Exercise: Look through the records below and collect all lines that hold the string "icon".

□ □ □ □ □

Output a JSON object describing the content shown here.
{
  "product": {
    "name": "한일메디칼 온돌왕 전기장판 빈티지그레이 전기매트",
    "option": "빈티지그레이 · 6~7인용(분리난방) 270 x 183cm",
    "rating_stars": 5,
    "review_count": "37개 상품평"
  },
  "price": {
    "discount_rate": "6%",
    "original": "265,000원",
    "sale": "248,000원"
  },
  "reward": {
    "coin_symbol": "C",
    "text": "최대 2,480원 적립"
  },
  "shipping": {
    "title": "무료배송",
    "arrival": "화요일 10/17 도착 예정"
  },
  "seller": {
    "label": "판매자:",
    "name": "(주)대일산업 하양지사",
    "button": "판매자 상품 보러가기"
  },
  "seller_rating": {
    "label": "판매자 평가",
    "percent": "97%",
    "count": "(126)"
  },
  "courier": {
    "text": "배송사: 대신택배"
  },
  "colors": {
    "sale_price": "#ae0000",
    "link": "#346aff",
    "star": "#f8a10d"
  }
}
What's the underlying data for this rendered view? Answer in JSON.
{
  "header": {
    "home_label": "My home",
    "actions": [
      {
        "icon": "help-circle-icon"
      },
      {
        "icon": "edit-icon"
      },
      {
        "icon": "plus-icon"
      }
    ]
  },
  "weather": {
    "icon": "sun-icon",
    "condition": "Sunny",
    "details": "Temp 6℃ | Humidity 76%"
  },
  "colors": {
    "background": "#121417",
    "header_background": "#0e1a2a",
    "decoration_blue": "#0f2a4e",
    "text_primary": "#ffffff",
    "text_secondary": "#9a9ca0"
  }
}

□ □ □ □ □

Exercise result:
        "icon": "help-circle-icon"
        "icon": "edit-icon"
        "icon": "plus-icon"
    "icon": "sun-icon",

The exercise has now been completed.